■ **TASK DESCRIPTION**
Across the records, find how many lines include the string "Wall" and answer with only the figure.

Top of DATA

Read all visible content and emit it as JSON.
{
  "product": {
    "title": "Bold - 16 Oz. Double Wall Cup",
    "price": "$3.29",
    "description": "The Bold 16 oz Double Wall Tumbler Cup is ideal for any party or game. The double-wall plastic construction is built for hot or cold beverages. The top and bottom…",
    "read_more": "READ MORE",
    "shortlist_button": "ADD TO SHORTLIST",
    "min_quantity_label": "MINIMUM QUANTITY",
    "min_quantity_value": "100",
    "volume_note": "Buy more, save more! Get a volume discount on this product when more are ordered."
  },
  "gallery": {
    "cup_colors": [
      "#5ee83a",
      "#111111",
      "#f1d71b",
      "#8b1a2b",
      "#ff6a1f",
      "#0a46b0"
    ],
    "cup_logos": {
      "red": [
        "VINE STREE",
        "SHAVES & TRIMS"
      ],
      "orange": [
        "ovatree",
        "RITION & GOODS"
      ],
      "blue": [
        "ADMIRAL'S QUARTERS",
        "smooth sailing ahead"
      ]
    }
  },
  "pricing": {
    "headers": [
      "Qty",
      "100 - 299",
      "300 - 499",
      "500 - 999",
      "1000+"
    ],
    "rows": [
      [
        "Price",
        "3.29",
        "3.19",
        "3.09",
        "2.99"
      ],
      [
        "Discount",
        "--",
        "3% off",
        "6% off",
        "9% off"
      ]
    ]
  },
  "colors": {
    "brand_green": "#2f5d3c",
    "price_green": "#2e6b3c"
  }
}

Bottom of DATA

■ **OUTPUT OF THE TASK**
2